Social media and recruitment
When selecting candidates for an interview during a recruitment process, it is tempting for employers to search for applicants on social media in order to obtain additional information on their suitability for the role.
Employers should, however, exercise caution when doing this, as it can be easy to fall foul of the law. In particular, employers should be alert to the potential for discrimination claims and data protection issues that may arise from this practice.
For example, a recruiting employer may discover from an applicant’s Facebook page or Twitter account details connected with one of the nine protected characteristics (such as disability and age) or that they are in dispute with a former employer in connection with a discrimination claim. Discrimination (including rejecting a job application) on the basis of any one or more of the nine protected characteristics or victimisation on the grounds that a discrimination claim has been brought is illegal. If the applicant is ultimately unsuccessful, and the reason for this is not objective and backed up by legitimate reasons (with an associated paper trail), the business may open themselves up to costly discrimination claims and litigation, but also adverse publicity and reputational harm.

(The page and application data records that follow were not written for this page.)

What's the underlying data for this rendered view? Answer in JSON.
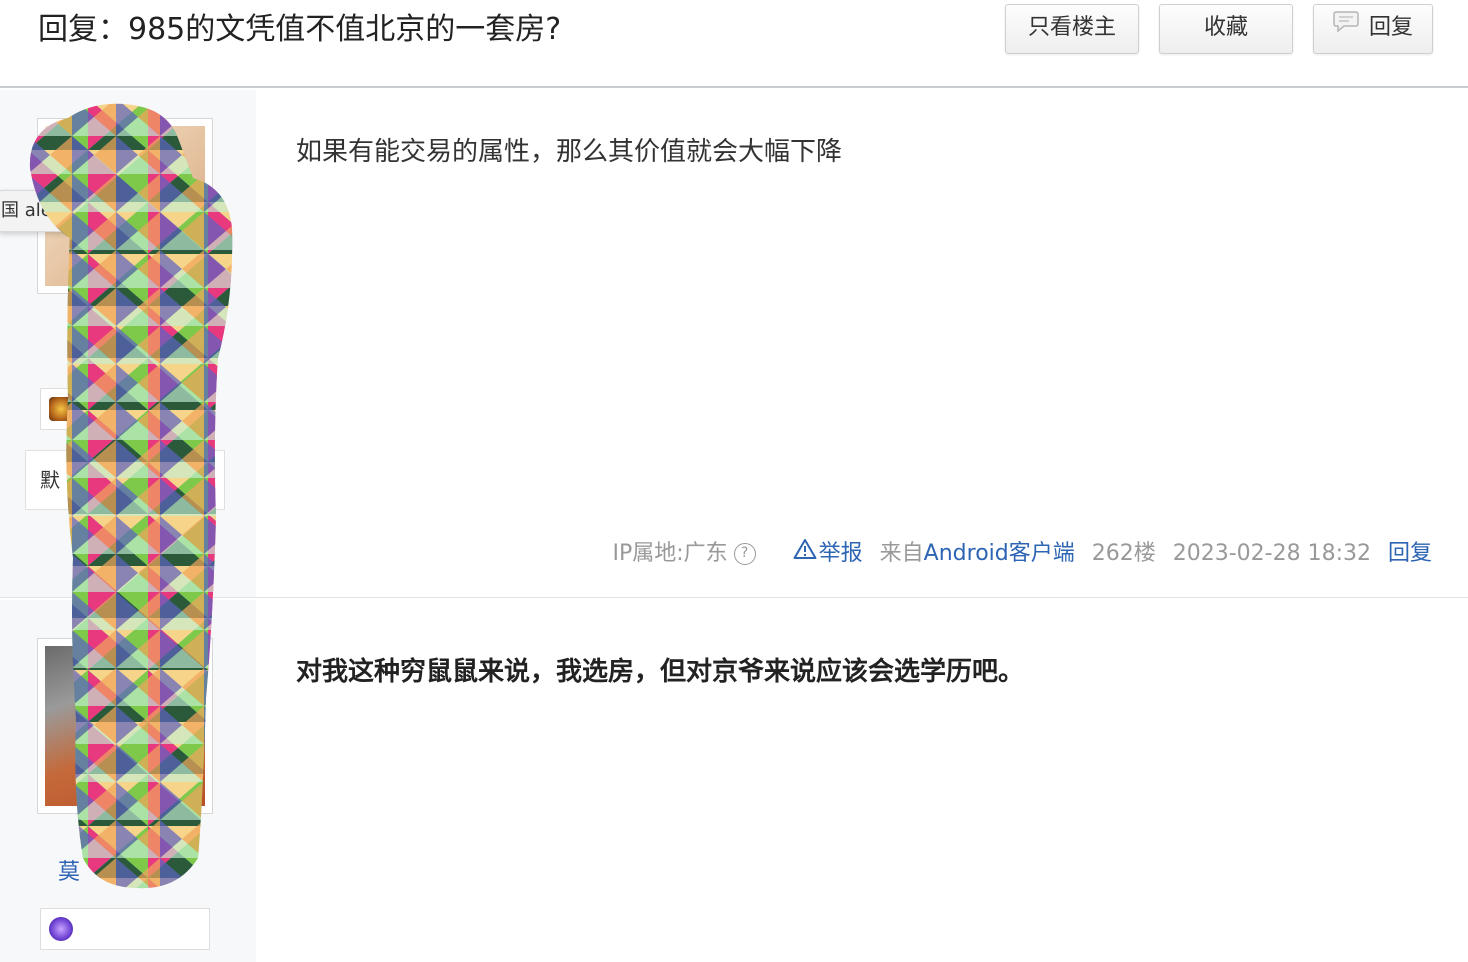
{
  "header": {
    "thread_title": "回复：985的文凭值不值北京的一套房?",
    "buttons": {
      "only_op": "只看楼主",
      "favorite": "收藏",
      "reply": "回复"
    }
  },
  "posts": [
    {
      "content": "如果有能交易的属性，那么其价值就会大幅下降",
      "nickname_partial": "默",
      "tail": {
        "ip_location": "IP属地:广东",
        "report": "举报",
        "from_prefix": "来自",
        "client": "Android客户端",
        "floor": "262楼",
        "time": "2023-02-28 18:32",
        "reply": "回复"
      }
    },
    {
      "content": "对我这种穷鼠鼠来说，我选房，但对京爷来说应该会选学历吧。",
      "username_partial": "莫"
    }
  ],
  "tooltip_text": "国 ale",
  "icons": {
    "reply_button_icon": "speech-bubble-icon",
    "report_icon": "warning-triangle-icon",
    "help_icon": "question-circle-icon"
  },
  "colors": {
    "link_blue": "#2d64b3",
    "meta_gray": "#999999",
    "sidebar_bg": "#f7f8fa"
  }
}
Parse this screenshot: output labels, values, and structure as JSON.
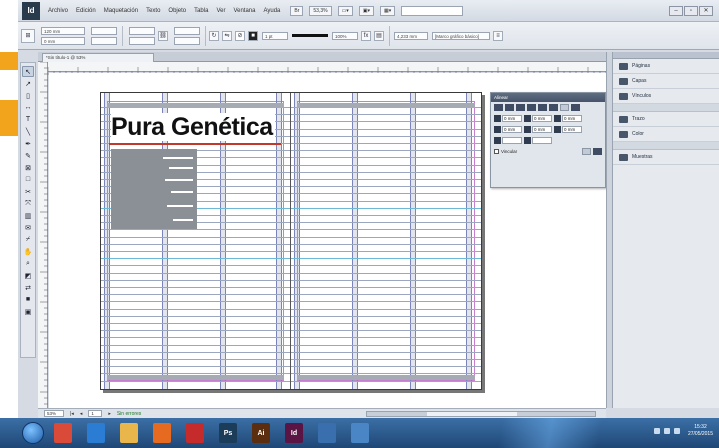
{
  "app": {
    "logo": "Id",
    "menus": [
      "Archivo",
      "Edición",
      "Maquetación",
      "Texto",
      "Objeto",
      "Tabla",
      "Ver",
      "Ventana",
      "Ayuda"
    ],
    "zoom": "53,3%",
    "search_placeholder": "",
    "window_buttons": [
      "–",
      "▫",
      "✕"
    ]
  },
  "control_bar": {
    "field_x": "120 mm",
    "field_y": "0 mm",
    "stroke_weight": "1 pt",
    "percent": "100%",
    "measure": "4,233 mm",
    "frame_option": "[Marco gráfico básico]"
  },
  "document": {
    "tab_title": "*Sin título-1 @ 53%"
  },
  "spread": {
    "headline": "Pura Genética",
    "accent_color": "#c0392b"
  },
  "float_panel": {
    "title": "Alinear",
    "fields": [
      "0 mm",
      "0 mm",
      "0 mm",
      "0 mm",
      "0 mm",
      "0 mm"
    ],
    "checkbox_label": "Vincular"
  },
  "dock": {
    "items": [
      {
        "icon": "pages-icon",
        "label": "Páginas"
      },
      {
        "icon": "layers-icon",
        "label": "Capas"
      },
      {
        "icon": "links-icon",
        "label": "Vínculos"
      },
      {
        "icon": "stroke-icon",
        "label": "Trazo"
      },
      {
        "icon": "color-icon",
        "label": "Color"
      },
      {
        "icon": "swatches-icon",
        "label": "Muestras"
      }
    ]
  },
  "status_bar": {
    "zoom": "53%",
    "page": "1",
    "preflight": "Sin errores"
  },
  "taskbar": {
    "apps": [
      {
        "icon": "chrome-icon",
        "label": "",
        "color": "#d94a38"
      },
      {
        "icon": "ie-icon",
        "label": "",
        "color": "#2b7cd3"
      },
      {
        "icon": "explorer-icon",
        "label": "",
        "color": "#e8b64a"
      },
      {
        "icon": "firefox-icon",
        "label": "",
        "color": "#e66a1f"
      },
      {
        "icon": "opera-icon",
        "label": "",
        "color": "#c62b2b"
      },
      {
        "icon": "photoshop-icon",
        "label": "Ps",
        "color": "#1c3d5a"
      },
      {
        "icon": "illustrator-icon",
        "label": "Ai",
        "color": "#5a2e0f"
      },
      {
        "icon": "indesign-icon",
        "label": "Id",
        "color": "#5b1545"
      },
      {
        "icon": "folder-icon",
        "label": "",
        "color": "#3a6fae"
      },
      {
        "icon": "photos-icon",
        "label": "",
        "color": "#4a86c5"
      }
    ],
    "time": "15:32",
    "date": "27/05/2015"
  }
}
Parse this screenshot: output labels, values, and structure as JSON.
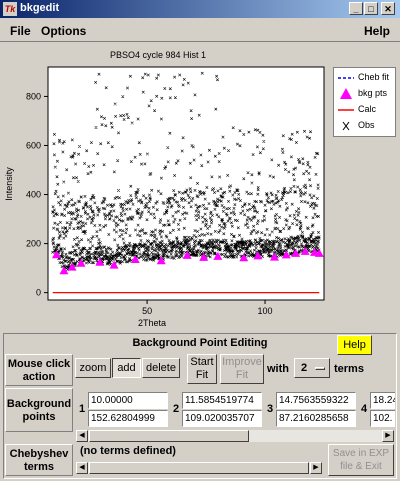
{
  "window": {
    "title": "bkgedit",
    "app_icon": "Tk"
  },
  "menubar": {
    "file": "File",
    "options": "Options",
    "help": "Help"
  },
  "chart_data": {
    "type": "scatter",
    "title": "PBSO4 cycle 984 Hist 1",
    "xlabel": "2Theta",
    "ylabel": "Intensity",
    "xlim": [
      8,
      125
    ],
    "ylim": [
      -30,
      920
    ],
    "x_ticks": [
      50,
      100
    ],
    "y_ticks": [
      0,
      200,
      400,
      600,
      800
    ],
    "grid": false,
    "legend_position": "right",
    "legend": [
      "Cheb fit",
      "bkg pts",
      "Calc",
      "Obs"
    ],
    "colors": {
      "cheb_fit": "#0000ff",
      "bkg_pts": "#ff00ff",
      "calc": "#ff0000",
      "obs": "#000000"
    },
    "series": [
      {
        "name": "Calc",
        "type": "line",
        "x": [
          10,
          123
        ],
        "y": [
          0,
          0
        ]
      },
      {
        "name": "bkg pts",
        "type": "marker",
        "x": [
          11.59,
          14.76,
          18.2,
          22,
          30,
          36,
          45,
          56,
          67,
          74,
          80,
          91,
          97,
          104,
          109,
          113,
          117,
          121,
          123
        ],
        "y": [
          152.6,
          87.2,
          102,
          118,
          122,
          110,
          133,
          128,
          150,
          142,
          146,
          140,
          148,
          143,
          152,
          158,
          166,
          162,
          158
        ]
      },
      {
        "name": "Obs",
        "type": "points",
        "note": "dense diffraction profile, peaks reaching >900"
      }
    ]
  },
  "panel": {
    "title": "Background Point Editing",
    "help": "Help",
    "mouse_label": "Mouse click action",
    "zoom": "zoom",
    "add": "add",
    "delete": "delete",
    "start_fit": "Start Fit",
    "improve_fit": "Improve Fit",
    "with": "with",
    "terms_value": "2",
    "terms": "terms",
    "bg_label": "Background points",
    "points": [
      {
        "index": "1",
        "x": "10.00000",
        "y": "152.62804999"
      },
      {
        "index": "2",
        "x": "11.5854519774",
        "y": "109.020035707"
      },
      {
        "index": "3",
        "x": "14.7563559322",
        "y": "87.2160285658"
      },
      {
        "index": "4",
        "x": "18.24",
        "y": "102."
      }
    ],
    "cheb_label": "Chebyshev terms",
    "cheb_value": "(no terms defined)",
    "save": "Save in EXP file & Exit"
  }
}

In a similar vein, employers should be aware that an applicant is able to submit a data subject access request under the UK General Data Protection Regulation for their personal data, which may provide evidence of the employer’s decision-making (including if a refusal has been on a discriminatory basis).
Ideally, if businesses do review social media profiles, this practice should be consistent and “as standard” rather than selective, which will help businesses to avoid any suggestion that choosing to look at that applicant’s social media pages (and not another applicant’s) for more information in particular is discrimination in itself.
Employers should therefore be very cautious when navigating this area, and seek specialist legal advice. Employers could consider informing candidates in advance that their profiles may be checked for additional information. The UK General Data Protection Regulation (GDPR), which polices how data should be collected, handled and stored, should be followed at every avenue to avoid enforcement by the UK’s regulator of data protection, the Information Commissioner’s Office (ICO) and costly litigation.
Social media and business reputation
Under UK law, if an employee carries out an act of discrimination during the course of their employment, it is possible for the employer to be held “vicariously liable” for that conduct and sued directly by the victim of the discrimination in question. Cases before the courts have identified that this vicarious liability may be placed on the employer even when the discriminatory act took place outside of usual working hours and places of work provided that it has a sufficient connection with the workplace e.g. at social events or office parties.
This can also extend to the postings on social media by staff – and as such an employer should look to put in place policies and training materials to let staff know what will be considered unacceptable conduct on social media sites.
Employers should also consider regulating how staff communicate amongst themselves, and ensure that all work-related discussions are conducted through employer-approved channels. It may be appropriate to remind staff that something shared privately in a closed group of social media friends may entail a specific context which may not be immediately obvious if this was shared publicly for the world to see.
Employers should not shy away from confronting the risks presented by social media – be it reputational damage, the risk of discrimination claims, or data breaches. Employers should seek to proactively implement clear policies and communicate their expectations around the social media activities of employees.